By ZEINAB NAJM
DEARBORN — The cities of Garden City, Wayne and Inkster approved contracts during recent council meetings to join Dearborn and Melvindale in the Dearborn United Dispatch Center.
The Wayne City Council voted unanimously March 19 in favor of join the consolidated dispatch center on condition that Westland, Garden City and Inkster all approve their individual contracts as well, the agenda read.
“A couple months ago, the mayor and I along with the then-police chief went to Dearborn and toured their facility and it is a very impressive facility,” Wayne Councilman Phillip Wagner said. “They can certainly handle the added calls and have room to expand also. They have the most up-to-date technology for dispatch technology. I didn’t understand it all but it was very impressive. I think this is a very good move.”
Wayne Acting Police Chief Ryan Strong and Wayne Mayor John Rhaesa agreed that joining the dispatch center in Dearborn was a good decision.
“I’ve toured the facility myself and the technology they have is amazing.” Strong said. “It will make all our officers’ lives easier.”
“I agree with that, I think it makes a lot of sense when multiple communities are on the same 911 service so that the 911 calls go to the same area,” Rhaesa said. “I think it’s a good thing for all of us and it’s actually getting better by doing this and we’re very encouraged by that.”
Wayne currently handles its non-emergency calls and also non-emergency calls for Garden City, which will continue when both cities join the consolidated dispatch.
The Garden City Council unanimously voted March 25 to join the Dearborn United Dispatch Center, as long as Wayne, Westland and Inkster also join. According to the meeting documents, Garden City will save $166,040 per year compared to its current dispatch agreement.
Garden City Police Chief Timothy Gibbons said the city has been examining the possibility of consolidating dispatch services with Dearborn for several years.
“Over this last little bit, we’ve been in discussion with Westland, Wayne and Inkster about the possibility of all of us going over to Dearborn at the same time and that has made some good progress,” Gibbons said. “The consolidation we believe will save the city a significant amount of money on just its service cost, we’ll also save from any capital upgrades needed.

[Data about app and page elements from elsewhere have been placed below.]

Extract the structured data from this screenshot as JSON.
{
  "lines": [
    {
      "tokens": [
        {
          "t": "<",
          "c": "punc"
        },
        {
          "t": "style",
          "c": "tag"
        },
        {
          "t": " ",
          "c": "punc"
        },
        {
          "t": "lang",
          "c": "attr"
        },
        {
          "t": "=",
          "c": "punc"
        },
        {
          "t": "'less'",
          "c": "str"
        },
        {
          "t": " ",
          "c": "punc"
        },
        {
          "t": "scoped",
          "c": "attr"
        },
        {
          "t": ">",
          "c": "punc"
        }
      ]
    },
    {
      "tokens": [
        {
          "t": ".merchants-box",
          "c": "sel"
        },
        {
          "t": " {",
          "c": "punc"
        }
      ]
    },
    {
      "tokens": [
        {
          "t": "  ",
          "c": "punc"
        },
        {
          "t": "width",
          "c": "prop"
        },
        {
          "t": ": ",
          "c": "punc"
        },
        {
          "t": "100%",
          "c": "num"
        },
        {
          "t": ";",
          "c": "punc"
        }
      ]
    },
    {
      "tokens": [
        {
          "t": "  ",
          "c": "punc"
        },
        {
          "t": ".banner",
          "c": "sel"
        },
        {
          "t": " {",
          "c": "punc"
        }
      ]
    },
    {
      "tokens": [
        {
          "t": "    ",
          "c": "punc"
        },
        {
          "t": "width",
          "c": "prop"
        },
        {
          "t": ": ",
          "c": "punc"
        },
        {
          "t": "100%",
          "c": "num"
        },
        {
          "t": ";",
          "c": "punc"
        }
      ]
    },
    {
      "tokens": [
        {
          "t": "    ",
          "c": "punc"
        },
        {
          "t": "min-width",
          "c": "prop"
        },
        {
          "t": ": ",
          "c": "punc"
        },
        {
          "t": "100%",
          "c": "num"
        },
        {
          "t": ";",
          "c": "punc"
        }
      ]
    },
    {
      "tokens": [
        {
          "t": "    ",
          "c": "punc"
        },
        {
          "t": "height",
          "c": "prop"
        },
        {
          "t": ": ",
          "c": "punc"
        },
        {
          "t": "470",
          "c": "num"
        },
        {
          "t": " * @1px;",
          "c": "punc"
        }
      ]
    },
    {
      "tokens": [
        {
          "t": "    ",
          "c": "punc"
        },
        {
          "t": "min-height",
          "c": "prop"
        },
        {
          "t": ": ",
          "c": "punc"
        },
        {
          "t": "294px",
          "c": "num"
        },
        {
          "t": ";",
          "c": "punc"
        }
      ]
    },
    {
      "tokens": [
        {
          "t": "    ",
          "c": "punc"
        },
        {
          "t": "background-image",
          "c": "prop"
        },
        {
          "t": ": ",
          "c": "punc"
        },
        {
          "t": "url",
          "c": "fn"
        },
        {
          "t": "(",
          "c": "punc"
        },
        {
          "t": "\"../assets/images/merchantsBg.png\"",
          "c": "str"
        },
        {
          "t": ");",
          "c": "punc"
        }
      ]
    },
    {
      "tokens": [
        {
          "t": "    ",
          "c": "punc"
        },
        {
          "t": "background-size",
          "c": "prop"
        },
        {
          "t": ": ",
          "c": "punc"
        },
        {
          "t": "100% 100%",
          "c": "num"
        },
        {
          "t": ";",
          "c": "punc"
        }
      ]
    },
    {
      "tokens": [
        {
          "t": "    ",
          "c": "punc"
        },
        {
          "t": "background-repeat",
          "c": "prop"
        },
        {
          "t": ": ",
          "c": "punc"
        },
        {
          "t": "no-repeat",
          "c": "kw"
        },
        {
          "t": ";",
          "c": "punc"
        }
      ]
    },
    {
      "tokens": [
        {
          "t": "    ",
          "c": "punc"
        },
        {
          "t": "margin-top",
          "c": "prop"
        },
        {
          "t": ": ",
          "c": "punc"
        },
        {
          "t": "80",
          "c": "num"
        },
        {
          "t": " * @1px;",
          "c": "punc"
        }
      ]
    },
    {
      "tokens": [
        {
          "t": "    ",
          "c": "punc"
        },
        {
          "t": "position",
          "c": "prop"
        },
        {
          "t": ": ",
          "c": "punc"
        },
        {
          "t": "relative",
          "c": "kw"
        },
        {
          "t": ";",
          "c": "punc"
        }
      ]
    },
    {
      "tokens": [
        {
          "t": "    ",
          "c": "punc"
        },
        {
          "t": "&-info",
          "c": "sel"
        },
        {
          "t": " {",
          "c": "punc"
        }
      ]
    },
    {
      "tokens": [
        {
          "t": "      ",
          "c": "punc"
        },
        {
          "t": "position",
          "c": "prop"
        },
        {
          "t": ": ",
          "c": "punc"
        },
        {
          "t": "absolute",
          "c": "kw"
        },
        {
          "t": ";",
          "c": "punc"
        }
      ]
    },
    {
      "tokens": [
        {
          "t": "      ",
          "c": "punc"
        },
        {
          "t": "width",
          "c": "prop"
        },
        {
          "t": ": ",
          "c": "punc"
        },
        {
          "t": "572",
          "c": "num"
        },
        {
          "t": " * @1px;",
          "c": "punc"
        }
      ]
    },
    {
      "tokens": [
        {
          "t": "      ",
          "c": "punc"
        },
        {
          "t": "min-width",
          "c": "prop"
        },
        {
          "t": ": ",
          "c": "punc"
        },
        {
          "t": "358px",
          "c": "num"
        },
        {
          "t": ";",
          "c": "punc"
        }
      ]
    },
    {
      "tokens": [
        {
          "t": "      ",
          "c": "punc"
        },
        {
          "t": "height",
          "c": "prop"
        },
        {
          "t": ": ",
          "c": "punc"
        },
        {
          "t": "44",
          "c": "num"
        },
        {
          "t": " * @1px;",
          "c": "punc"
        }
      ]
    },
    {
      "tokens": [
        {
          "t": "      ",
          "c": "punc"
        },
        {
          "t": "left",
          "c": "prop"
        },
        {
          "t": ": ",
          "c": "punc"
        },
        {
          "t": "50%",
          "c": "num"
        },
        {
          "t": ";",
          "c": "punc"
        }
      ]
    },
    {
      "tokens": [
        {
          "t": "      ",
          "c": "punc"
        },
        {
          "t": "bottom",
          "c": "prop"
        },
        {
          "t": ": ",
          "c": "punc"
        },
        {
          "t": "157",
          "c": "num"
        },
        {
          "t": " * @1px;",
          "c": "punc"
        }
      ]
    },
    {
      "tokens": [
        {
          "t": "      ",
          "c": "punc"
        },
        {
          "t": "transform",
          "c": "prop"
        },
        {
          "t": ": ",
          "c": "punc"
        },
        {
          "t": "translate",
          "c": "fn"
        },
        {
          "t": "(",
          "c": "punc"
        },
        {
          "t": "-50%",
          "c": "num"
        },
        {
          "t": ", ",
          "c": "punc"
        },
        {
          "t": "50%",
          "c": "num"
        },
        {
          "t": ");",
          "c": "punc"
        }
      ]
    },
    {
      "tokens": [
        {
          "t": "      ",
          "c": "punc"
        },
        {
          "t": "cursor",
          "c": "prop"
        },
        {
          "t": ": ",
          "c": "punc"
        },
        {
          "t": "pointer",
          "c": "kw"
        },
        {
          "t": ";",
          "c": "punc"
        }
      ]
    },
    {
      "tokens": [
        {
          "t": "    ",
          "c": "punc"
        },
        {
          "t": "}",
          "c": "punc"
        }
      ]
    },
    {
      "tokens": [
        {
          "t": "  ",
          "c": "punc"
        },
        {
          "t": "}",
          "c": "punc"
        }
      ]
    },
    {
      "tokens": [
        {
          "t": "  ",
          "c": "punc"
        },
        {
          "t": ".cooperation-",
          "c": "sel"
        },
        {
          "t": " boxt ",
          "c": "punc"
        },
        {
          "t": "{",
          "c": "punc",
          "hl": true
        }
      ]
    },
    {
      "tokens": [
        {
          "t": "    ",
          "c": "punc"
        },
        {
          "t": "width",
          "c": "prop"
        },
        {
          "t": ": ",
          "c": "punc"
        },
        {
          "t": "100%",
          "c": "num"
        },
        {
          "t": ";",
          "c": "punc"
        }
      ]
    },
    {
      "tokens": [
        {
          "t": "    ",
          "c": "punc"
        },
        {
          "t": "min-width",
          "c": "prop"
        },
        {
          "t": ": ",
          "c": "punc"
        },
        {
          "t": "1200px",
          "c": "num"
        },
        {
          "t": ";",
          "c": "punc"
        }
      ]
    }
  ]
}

“Cities can both increase service and save on capital by combining — making it a larger dispatch center than we’re already a part of helped us continue to save even more. Also, the dispatch plans, the way its staffed, the type of service they plan on providing I’ve had time to examine and I believe it will just do nothing but improve where we’re at today.”
The Inkster City Council unanimously passed a motion March 4 to approve the sample contract for the dispatch consolidation with Dearborn.
According to agreement documents, Wayne will pay $329,220 the first year, Garden City $243,960, Westland $738,300, and Inkster — if it joins — $534,120.
During years two through five, the charge for the upcoming fiscal year will be determined when the 12-month Consumer Price Index for Urban Wage Earners and Clerical Workers is applied to the previous fiscal year charge, according to agreement documents.
In February, the Westland City Council approved its dispatch contract as long as Wayne, Garden City and Inkster also joined. Westland will be responsible for all wrapup costs, building restoration and equipment disposal at the current Westland dispatch facility if the four-city agreement happens.
In 2013, Westland, Wayne, Garden City and Inkster entered into an Interlocal Agreement to have Westland provide emergency dispatch services for all four communities.
The Dearborn City Council on March 12 unanimously approved incorporating the cities of Wayne, Garden City and Inkster to the city’s consolidated dispatch center. During the same meeting, the council approved the purchase of the VIPER/911 systems for the Police Department and dispatch division from West Safety Solutions for $146,821.
Dearborn Acting Finance Director Michael Kennedy said Dearborn would gain $94,000 by taking its $2.2 million in costs — subtracting legacy costs bringing the city’s total to $1.75 million — then collecting $1.84 million from Westland, Wayne, Garden City and Inkster based on the proposed contract.
(Zeinab Najm can be reached at [email protected])